Task - Among the entries below, how many lines include "Test"? Answer with the number only.

Website and app data records:
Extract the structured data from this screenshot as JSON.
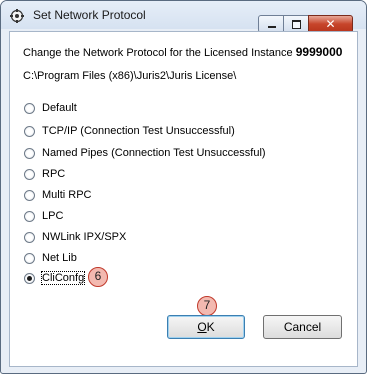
{
  "window": {
    "title": "Set Network Protocol",
    "close_glyph": "✕"
  },
  "header": {
    "change_text": "Change the Network Protocol for the Licensed Instance ",
    "instance_number": "9999000",
    "path": "C:\\Program Files (x86)\\Juris2\\Juris License\\"
  },
  "protocols": [
    {
      "label": "Default",
      "checked": false
    },
    {
      "label": "TCP/IP (Connection Test Unsuccessful)",
      "checked": false
    },
    {
      "label": "Named Pipes (Connection Test Unsuccessful)",
      "checked": false
    },
    {
      "label": "RPC",
      "checked": false
    },
    {
      "label": "Multi RPC",
      "checked": false
    },
    {
      "label": "LPC",
      "checked": false
    },
    {
      "label": "NWLink IPX/SPX",
      "checked": false
    },
    {
      "label": "Net Lib",
      "checked": false
    },
    {
      "label": "CliConfg",
      "checked": true
    }
  ],
  "badges": {
    "step6": "6",
    "step7": "7"
  },
  "buttons": {
    "ok_mnemonic": "O",
    "ok_rest": "K",
    "cancel": "Cancel"
  },
  "colors": {
    "badge_fill": "#f3b9b0",
    "badge_border": "#c0392b",
    "close_button": "#c7452b"
  }
}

Task solution - 2